HOS changes promote flexibility without hindering safety, agency says

January 19, 2022

Mark Schremmer


Defending its recent changes to the hours-of-service rules, the Federal Motor Carrier Safety Administration contends that the modifications promote flexibility for drivers without compromising health or safety.

On Tuesday, Jan. 18, FMCSA filed its response brief with the U.S. Court of Appeals for the District of Columbia regarding a lawsuit filed by the International Brotherhood of Teamsters and several safety groups. The lawsuit says FMCSA’s rule changes weakened the hours-of-service regulations and will negatively affect highway safety.

“The incremental changes to the hours-of-service rules challenged here reflect FMCSA’s weighting of scientific evidence and its careful consideration of the potential impacts on driver health and safety,” the agency wrote in its respondent brief. “The current rule does not alter the length of time a driver may drive, and it generally requires a 30-minute break after eight hours of driving.”

FMCSA’s hours-of-service rule changes went into effect in September 2020. The lawsuit was filed shortly before then but was placed in abeyance early in 2021 so a new administration could become familiar with the case. The case resumed in October. Petitioners in the lawsuit are the Teamsters, Advocates for Highway and Auto Safety, the Citizens for Reliable and Safe Highways, and Parents Against Tired Truckers.

The Owner-Operator Independent Drivers Association supports the rule changes and is serving as an intervenor in the lawsuit.

The agency’s final rule made four major changes to the hours of service.

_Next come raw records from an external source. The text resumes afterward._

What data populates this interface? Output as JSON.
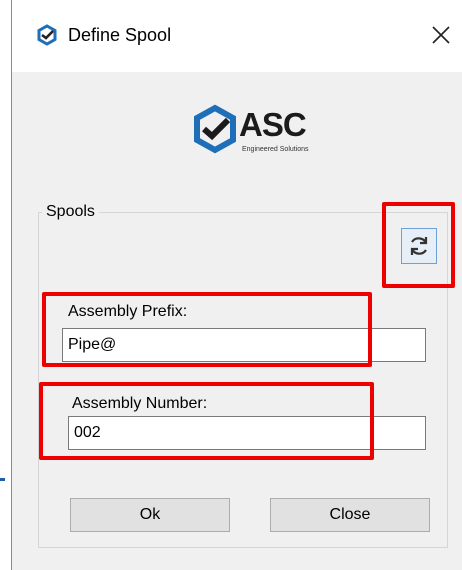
{
  "window": {
    "title": "Define Spool",
    "close_glyph": "✕"
  },
  "logo": {
    "brand": "ASC",
    "subtitle": "Engineered Solutions"
  },
  "group": {
    "label": "Spools"
  },
  "refresh": {
    "icon": "refresh-icon"
  },
  "fields": {
    "prefix_label": "Assembly Prefix:",
    "prefix_value": "Pipe@",
    "number_label": "Assembly Number:",
    "number_value": "002"
  },
  "buttons": {
    "ok": "Ok",
    "close": "Close"
  },
  "colors": {
    "highlight": "#ee0000",
    "brand_blue": "#1e6fb8",
    "dialog_bg": "#f0f0f0"
  }
}
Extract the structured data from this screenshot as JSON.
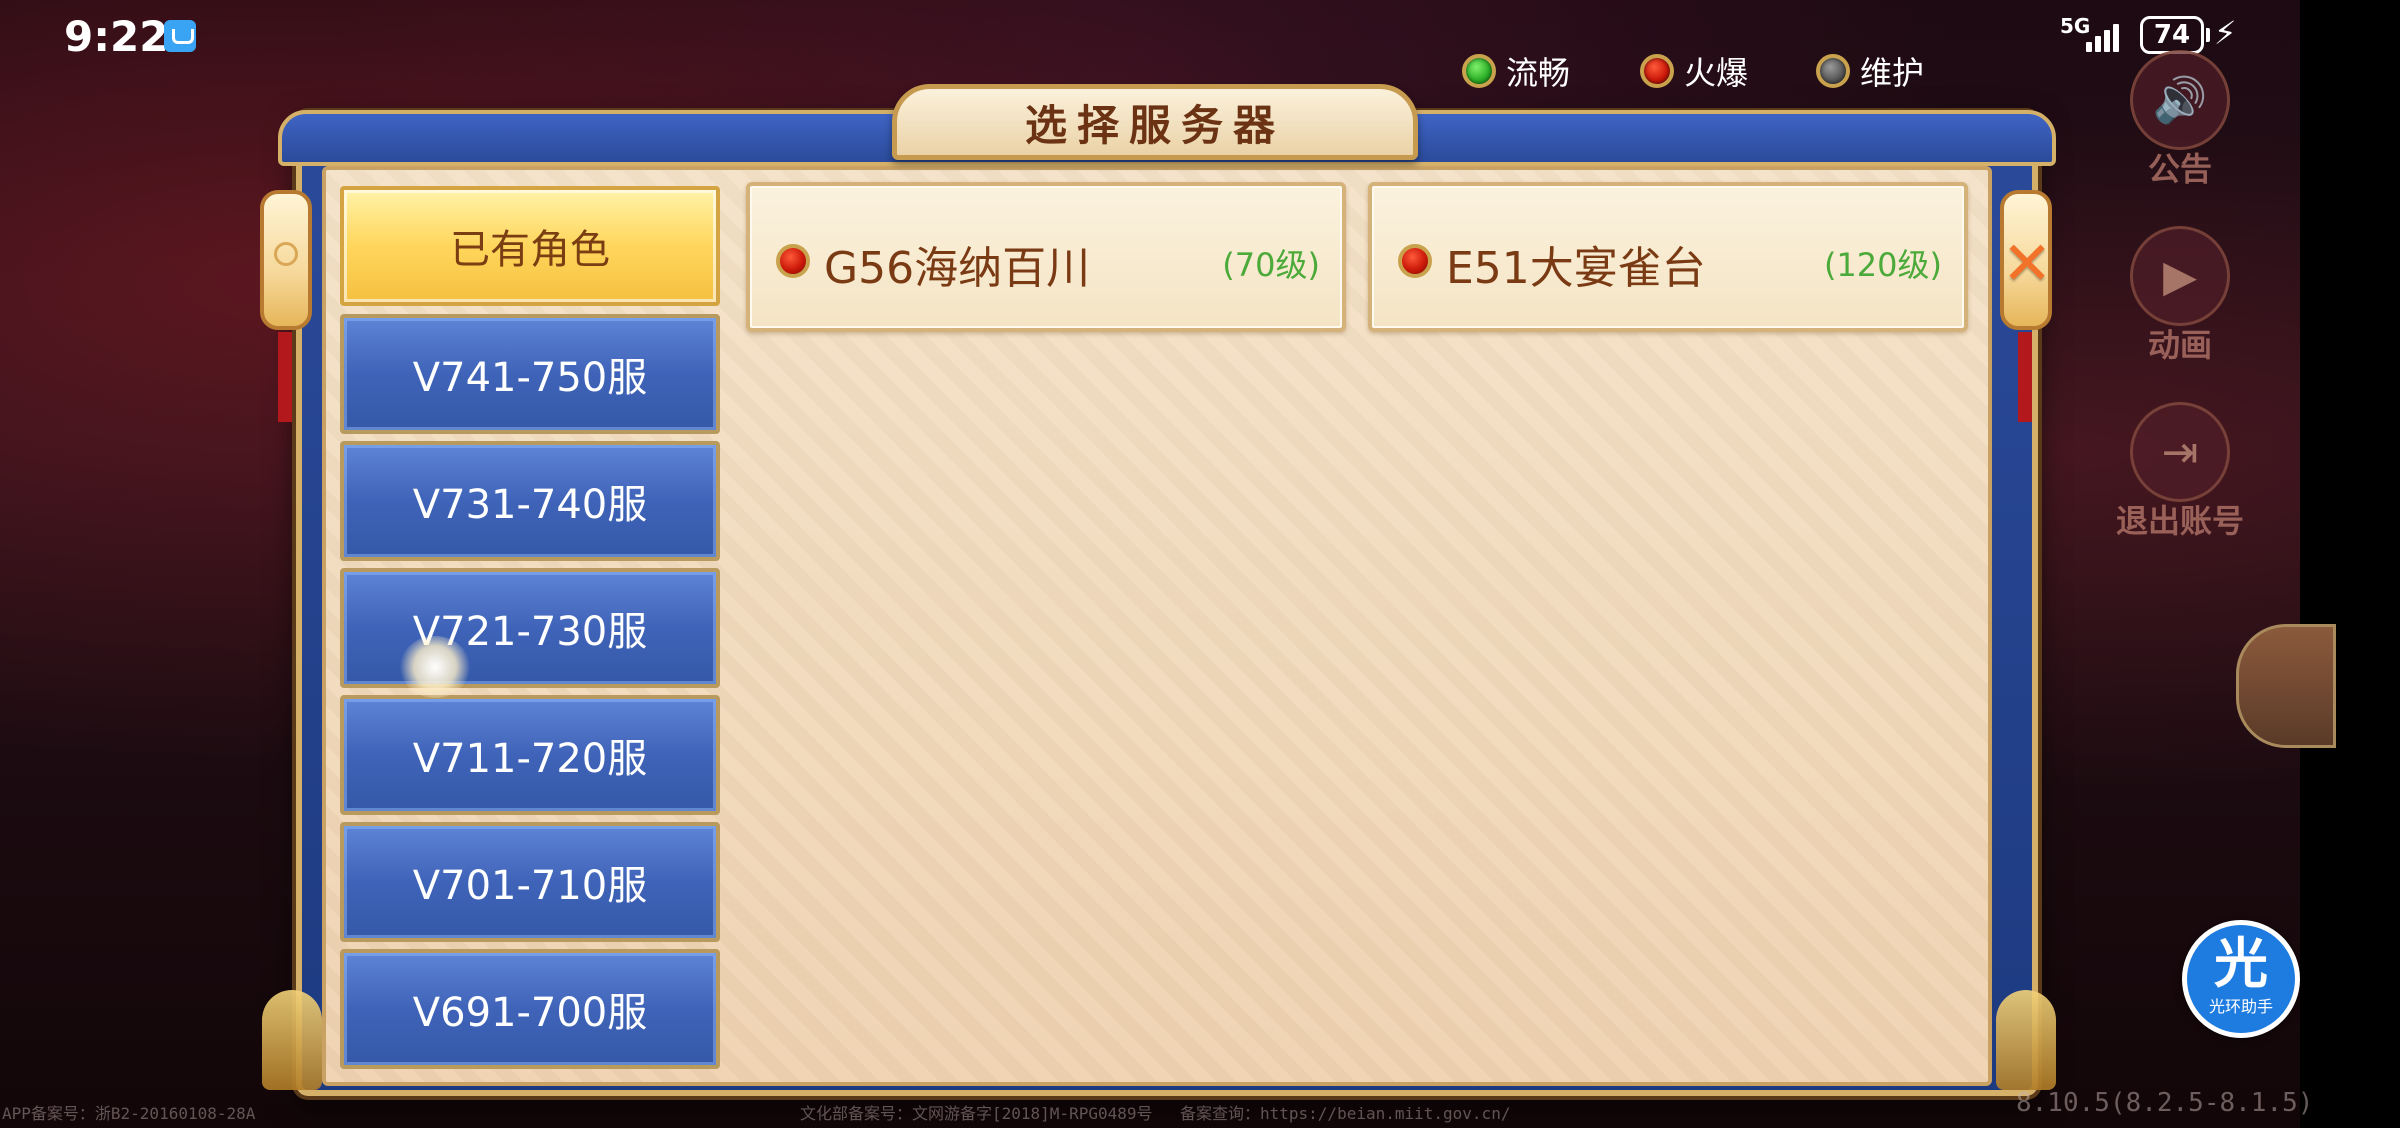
{
  "status_bar": {
    "time": "9:22",
    "network": "5G",
    "battery": "74"
  },
  "legend": [
    {
      "label": "流畅",
      "color": "#2fb12a"
    },
    {
      "label": "火爆",
      "color": "#e02a16"
    },
    {
      "label": "维护",
      "color": "#5a5a5a"
    }
  ],
  "dialog": {
    "title": "选择服务器",
    "close_icon": "close-icon"
  },
  "tabs": [
    {
      "label": "已有角色",
      "active": true
    },
    {
      "label": "V741-750服",
      "active": false
    },
    {
      "label": "V731-740服",
      "active": false
    },
    {
      "label": "V721-730服",
      "active": false
    },
    {
      "label": "V711-720服",
      "active": false
    },
    {
      "label": "V701-710服",
      "active": false
    },
    {
      "label": "V691-700服",
      "active": false
    }
  ],
  "servers": [
    {
      "name": "G56海纳百川",
      "level": "(70级)",
      "status": "hot",
      "status_color": "#e02a16"
    },
    {
      "name": "E51大宴雀台",
      "level": "(120级)",
      "status": "hot",
      "status_color": "#e02a16"
    }
  ],
  "side_buttons": [
    {
      "label": "公告",
      "icon": "speaker-icon"
    },
    {
      "label": "动画",
      "icon": "play-icon"
    },
    {
      "label": "退出账号",
      "icon": "logout-icon"
    }
  ],
  "assistant": {
    "glyph": "光",
    "label": "光环助手"
  },
  "footer": {
    "app_record": "APP备案号：浙B2-20160108-28A",
    "culture_record": "文化部备案号：文网游备字[2018]M-RPG0489号",
    "record_query": "备案查询：https://beian.miit.gov.cn/",
    "version": "8.10.5(8.2.5-8.1.5)"
  },
  "colors": {
    "accent_gold": "#d4b069",
    "panel_blue": "#2b4a9a",
    "active_tab": "#ffd65c",
    "level_green": "#4caa3a"
  }
}
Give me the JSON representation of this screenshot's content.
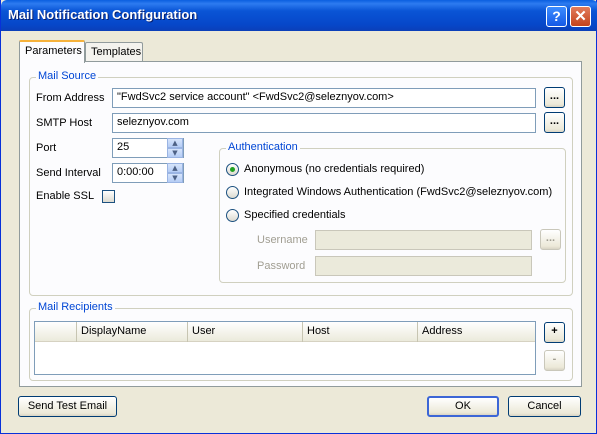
{
  "window": {
    "title": "Mail Notification Configuration",
    "help_glyph": "?",
    "close_glyph": "✕"
  },
  "tabs": [
    {
      "label": "Parameters",
      "active": true
    },
    {
      "label": "Templates",
      "active": false
    }
  ],
  "mail_source": {
    "legend": "Mail Source",
    "from_address": {
      "label": "From Address",
      "value": "\"FwdSvc2 service account\" <FwdSvc2@seleznyov.com>"
    },
    "smtp_host": {
      "label": "SMTP Host",
      "value": "seleznyov.com"
    },
    "port": {
      "label": "Port",
      "value": "25"
    },
    "send_interval": {
      "label": "Send Interval",
      "value": "0:00:00"
    },
    "enable_ssl": {
      "label": "Enable SSL",
      "checked": false
    },
    "browse_label": "..."
  },
  "authentication": {
    "legend": "Authentication",
    "options": [
      {
        "label": "Anonymous (no credentials required)",
        "checked": true
      },
      {
        "label": "Integrated Windows Authentication (FwdSvc2@seleznyov.com)",
        "checked": false
      },
      {
        "label": "Specified credentials",
        "checked": false
      }
    ],
    "username": {
      "label": "Username",
      "value": ""
    },
    "password": {
      "label": "Password",
      "value": ""
    },
    "browse_label": "..."
  },
  "mail_recipients": {
    "legend": "Mail Recipients",
    "columns": [
      "",
      "DisplayName",
      "User",
      "Host",
      "Address"
    ],
    "rows": [],
    "add_label": "+",
    "remove_label": "-"
  },
  "footer": {
    "send_test": "Send Test Email",
    "ok": "OK",
    "cancel": "Cancel"
  },
  "colors": {
    "title_bar": "#0a55d6",
    "group_legend": "#0046d5",
    "dialog_bg": "#ece9d8",
    "tab_accent": "#f6b23b",
    "radio_dot": "#21a121"
  }
}
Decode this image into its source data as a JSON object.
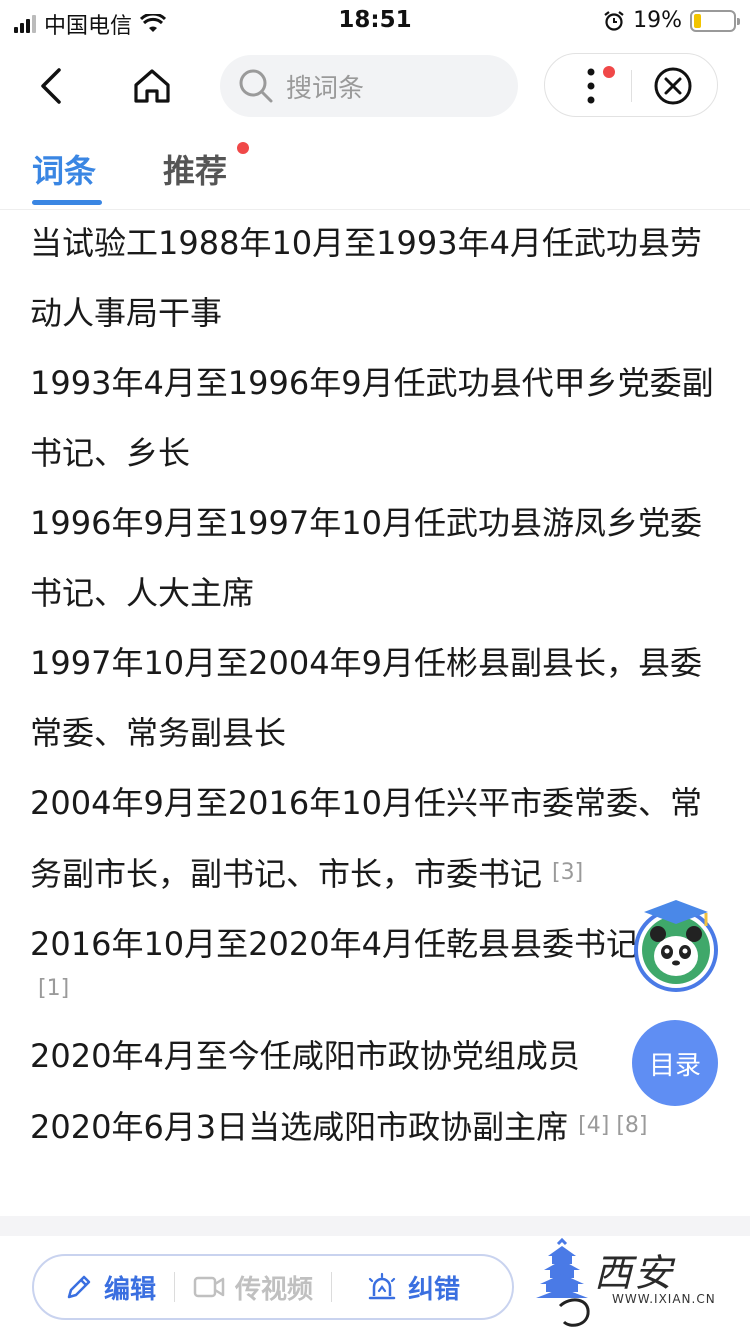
{
  "status_bar": {
    "carrier": "中国电信",
    "time": "18:51",
    "battery_percent": "19%",
    "battery_level": 0.19
  },
  "nav": {
    "search_placeholder": "搜词条"
  },
  "tabs": [
    {
      "label": "词条",
      "active": true
    },
    {
      "label": "推荐",
      "active": false,
      "has_dot": true
    }
  ],
  "content": {
    "paragraphs": [
      {
        "text": "当试验工1988年10月至1993年4月任武功县劳动人事局干事",
        "ref": ""
      },
      {
        "text": "1993年4月至1996年9月任武功县代甲乡党委副书记、乡长",
        "ref": ""
      },
      {
        "text": "1996年9月至1997年10月任武功县游凤乡党委书记、人大主席",
        "ref": ""
      },
      {
        "text": "1997年10月至2004年9月任彬县副县长，县委常委、常务副县长",
        "ref": ""
      },
      {
        "text": "2004年9月至2016年10月任兴平市委常委、常务副市长，副书记、市长，市委书记",
        "ref": "[3]"
      },
      {
        "text": "2016年10月至2020年4月任乾县县委书记",
        "ref": "[1]"
      },
      {
        "text": "2020年4月至今任咸阳市政协党组成员",
        "ref": ""
      },
      {
        "text": "2020年6月3日当选咸阳市政协副主席",
        "ref": "[4] [8]"
      }
    ]
  },
  "floating": {
    "toc_label": "目录"
  },
  "bottom": {
    "edit_label": "编辑",
    "video_label": "传视频",
    "fix_label": "纠错"
  },
  "watermark": {
    "text": "西安",
    "url": "WWW.IXIAN.CN"
  },
  "colors": {
    "accent": "#3a86e3",
    "toc_button": "#5f8ef3",
    "red_dot": "#f04848"
  }
}
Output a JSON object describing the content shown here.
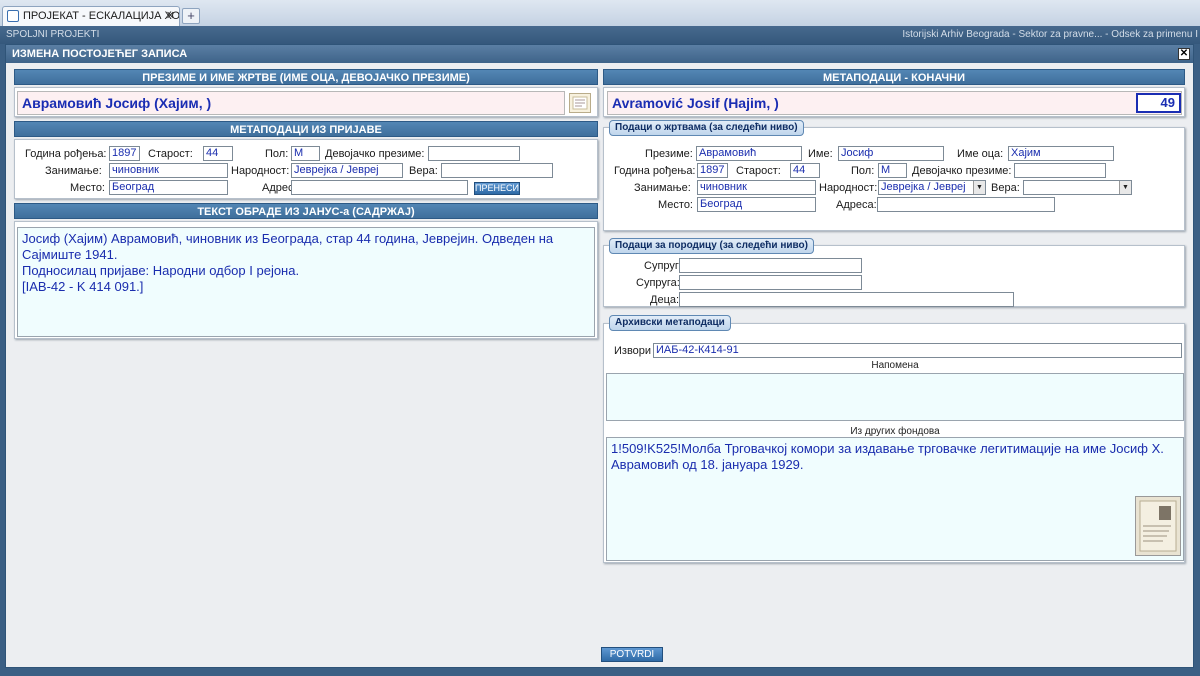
{
  "browser": {
    "tab_title": "ПРОЈЕКАТ - ЕСКАЛАЦИЈА ХОЛОКА...",
    "tab_close": "✕",
    "new_tab": "+"
  },
  "appbar": {
    "title": "SPOLJNI PROJEKTI",
    "archive": "Istorijski Arhiv Beograda - Sektor za pravne... - Odsek za primenu I"
  },
  "modal": {
    "title": "ИЗМЕНА ПОСТОЈЕЋЕГ ЗАПИСА",
    "close": "✕",
    "confirm_label": "POTVRDI"
  },
  "left": {
    "name_header": "ПРЕЗИМЕ И ИМЕ ЖРТВЕ (ИМЕ ОЦА, ДЕВОЈАЧКО ПРЕЗИМЕ)",
    "name_value": "Аврамовић Јосиф (Хајим, )",
    "meta_header": "МЕТАПОДАЦИ ИЗ ПРИЈАВЕ",
    "birth_label": "Година рођења:",
    "birth_value": "1897",
    "age_label": "Старост:",
    "age_value": "44",
    "sex_label": "Пол:",
    "sex_value": "М",
    "maiden_label": "Девојачко презиме:",
    "maiden_value": "",
    "occupation_label": "Занимање:",
    "occupation_value": "чиновник",
    "nationality_label": "Народност:",
    "nationality_value": "Јеврејка / Јевреј",
    "religion_label": "Вера:",
    "religion_value": "",
    "place_label": "Место:",
    "place_value": "Београд",
    "address_label": "Адреса:",
    "address_value": "",
    "transfer_button": "ПРЕНЕСИ",
    "janus_header": "ТЕКСТ ОБРАДЕ ИЗ ЈАНУС-а (САДРЖАЈ)",
    "janus_line1": "Јосиф (Хајим) Аврамовић, чиновник из Београда, стар 44 година, Јеврејин. Одведен на",
    "janus_line2": "Сајмиште 1941.",
    "janus_line3": "Подносилац пријаве: Народни одбор I рејона.",
    "janus_line4": "[IAB-42 - K 414 091.]"
  },
  "right": {
    "meta_header": "МЕТАПОДАЦИ - КОНАЧНИ",
    "name_value": "Avramović Josif (Hajim, )",
    "record_number": "49",
    "victim_legend": "Подаци о жртвама (за следећи ниво)",
    "surname_label": "Презиме:",
    "surname_value": "Аврамовић",
    "firstname_label": "Име:",
    "firstname_value": "Јосиф",
    "father_label": "Име оца:",
    "father_value": "Хајим",
    "birth_label": "Година рођења:",
    "birth_value": "1897",
    "age_label": "Старост:",
    "age_value": "44",
    "sex_label": "Пол:",
    "sex_value": "М",
    "maiden_label": "Девојачко презиме:",
    "maiden_value": "",
    "occupation_label": "Занимање:",
    "occupation_value": "чиновник",
    "nationality_label": "Народност:",
    "nationality_value": "Јеврејка / Јевреј",
    "religion_label": "Вера:",
    "religion_value": "",
    "place_label": "Место:",
    "place_value": "Београд",
    "address_label": "Адреса:",
    "address_value": "",
    "family_legend": "Подаци за породицу (за следећи ниво)",
    "husband_label": "Супруг:",
    "husband_value": "",
    "wife_label": "Супруга:",
    "wife_value": "",
    "children_label": "Деца:",
    "children_value": "",
    "archive_legend": "Архивски метаподаци",
    "sources_label": "Извори",
    "sources_value": "ИАБ-42-К414-91",
    "note_label": "Напомена",
    "note_value": "",
    "other_label": "Из других фондова",
    "other_line1": "1!509!K525!Молба Трговачкој комори за издавање трговачке легитимације на име Јосиф Х.",
    "other_line2": "Аврамовић од 18. јануара 1929."
  },
  "colors": {
    "header_blue": "#3f6f9c",
    "text_blue": "#1a2dae",
    "name_bg": "#fdf0f2",
    "textarea_bg": "#f0fdfe"
  }
}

  • The on-duty limits for short-haul operations increased from 12 to 14 hours and from 100 air-miles to 150.
  • The adverse driving provision extended the driving window two hours if the driver encounters adverse driving conditions. In the final rule, the definition of “adverse driving” was modified so that the exception may be applied based on the driver’s (and the dispatcher’s) knowledge of the conditions after being dispatched.
  • In addition to splits of 10/0 and 8/2, drivers are allowed a split-sleeper option of 7/3. Also, the qualifying period doesn’t count against the 14-hour window.
  • The 30-minute break provision was modified to require the break after eight hours of driving time (instead of on-duty time) and allows an on-duty/not driving period to qualify as the required break.

The lawsuit specifically targets the provisions involving short-haul operations and the 30-minute break requirement. The petitioners said the changes to the short-haul limits did not account for the risks of driving later in the workday and failed to adequately respond to a study showing that driving under the short-haul exemption increases crash risk by 383%. In addition, the Teamsters and the safety groups argue that the changes to the break requirement ignored the effect on the safety of cumulative fatigue.

FMCSA said that the petitioners have failed to establish standing, saying the groups haven’t even attempted to specifically identify members who have suffered harm from the rule changes.

The agency also points out that its move toward the rule changes lasted more than two years. The agency issued an advance notice of proposed rulemaking in August 2018. FMCSA conducted several listening sessions and received more than 8,000 comments from the public before releasing the final rule.

“Even if petitioners had established standing to challenge the final rule, FMCSA’s exercise of its expertise and discretion to modify existing hours-of-service rules was appropriate and reasonable, and the petition for review should be denied,” FMCSA wrote.

OOIDA’s intervenor response brief is due Jan. 25. LL